We also asked about the Rumanian way of parking – it seems that the cars are allowed to park everywhere (there are 1.9 million inhabitants and 1 million vehicles in Bucharest). They said it is connected to the strong individualisation of the society after the fall of communist regime in 1989; according to the new constitution private ownership is basically sacred as a demonstration of personal freedom – it cannot be touched, moved or taken away. The consequence of this is that many Romanian claims the “right to park her/his car”, in front of her/his door; a car is not just a means of transport, but first of all a status symbol. Officially, the cars are allowed to park on the sidewalk, as long as they leave at least a meter wide space for pedestrians to pass by. But in reality, none controls it neither requires. Also, the Liric Garden used to be full of parking cars, especially during an event in the nearby concert hall the cars of the visitors parked everywhere, even in the inner courtyards. Now, the passages are closed with gates and the courtyard is not accessible for cars anymore. Even though the city officially owns the land in the courtyard and the public municipality was approached in that matter, it had to take the community action to change the situation.

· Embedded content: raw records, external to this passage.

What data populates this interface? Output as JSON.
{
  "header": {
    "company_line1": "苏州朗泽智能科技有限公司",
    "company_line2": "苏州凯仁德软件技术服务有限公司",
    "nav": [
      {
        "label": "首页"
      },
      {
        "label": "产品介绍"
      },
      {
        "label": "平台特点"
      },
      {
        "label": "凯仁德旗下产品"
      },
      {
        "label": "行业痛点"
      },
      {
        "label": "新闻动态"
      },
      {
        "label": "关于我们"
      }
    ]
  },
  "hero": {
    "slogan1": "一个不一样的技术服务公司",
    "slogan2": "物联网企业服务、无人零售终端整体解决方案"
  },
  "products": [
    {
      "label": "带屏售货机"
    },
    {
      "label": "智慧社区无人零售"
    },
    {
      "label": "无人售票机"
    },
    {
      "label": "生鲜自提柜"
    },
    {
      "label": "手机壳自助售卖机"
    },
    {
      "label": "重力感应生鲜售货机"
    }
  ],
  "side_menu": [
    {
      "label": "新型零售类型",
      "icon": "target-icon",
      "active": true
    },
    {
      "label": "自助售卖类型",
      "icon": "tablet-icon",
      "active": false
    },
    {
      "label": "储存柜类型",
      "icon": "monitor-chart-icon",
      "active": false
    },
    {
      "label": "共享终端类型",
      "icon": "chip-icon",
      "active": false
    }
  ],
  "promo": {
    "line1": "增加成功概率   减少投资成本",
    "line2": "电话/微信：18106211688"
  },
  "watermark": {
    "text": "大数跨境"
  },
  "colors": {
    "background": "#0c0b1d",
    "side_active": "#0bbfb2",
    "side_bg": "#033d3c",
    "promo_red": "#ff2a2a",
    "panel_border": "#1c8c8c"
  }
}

Thanks to the Cișmigiu Civic Initiative Group and reinterpretation of understanding the space, the transformation could be achieved. Formally, any changes need to be approved by the city administration, but practically, it would be too tedious due to constantly changing circumstances (e.g. responsible staffing). Therefore, usually, only the consent of the neighbours is sufficient to legitimate the interventions (most of the housing stock was privatised, and nowadays 93% of the flats in Bucharest is own by the people who live there). The “archipelago of private spaces” (Ghenciulescu, S. 2010) is in this case recaptured by an informal group of neighbours. Although this particular place, enclosed by a tall block of houses, looks private, the initiative tries to open the space and discuss general burning issues that do not confine to the garden but factors in the whole environment, such as noise level, stray cats, beekeeping or bird protection.
For a successful participatory process in projects focused on fostering the public space in Bucharest is essential that the participants are involved continuously from the beginning. Every such process is usually painful and time demanding, often without visible results. But with enough patience, more and more people join and become active, and gradually the community becomes more sustainable, independent from the original initiator or facilitator.
Ghenciulescu, S. (2010). Non-public. Urban Space in Bucharest after 1989. In studioBASAR (ed.): Evicting the Ghost. Architectures of Survival. Bucharest: Centre for Visual Introspection / pepluspatru Association. p. 175–183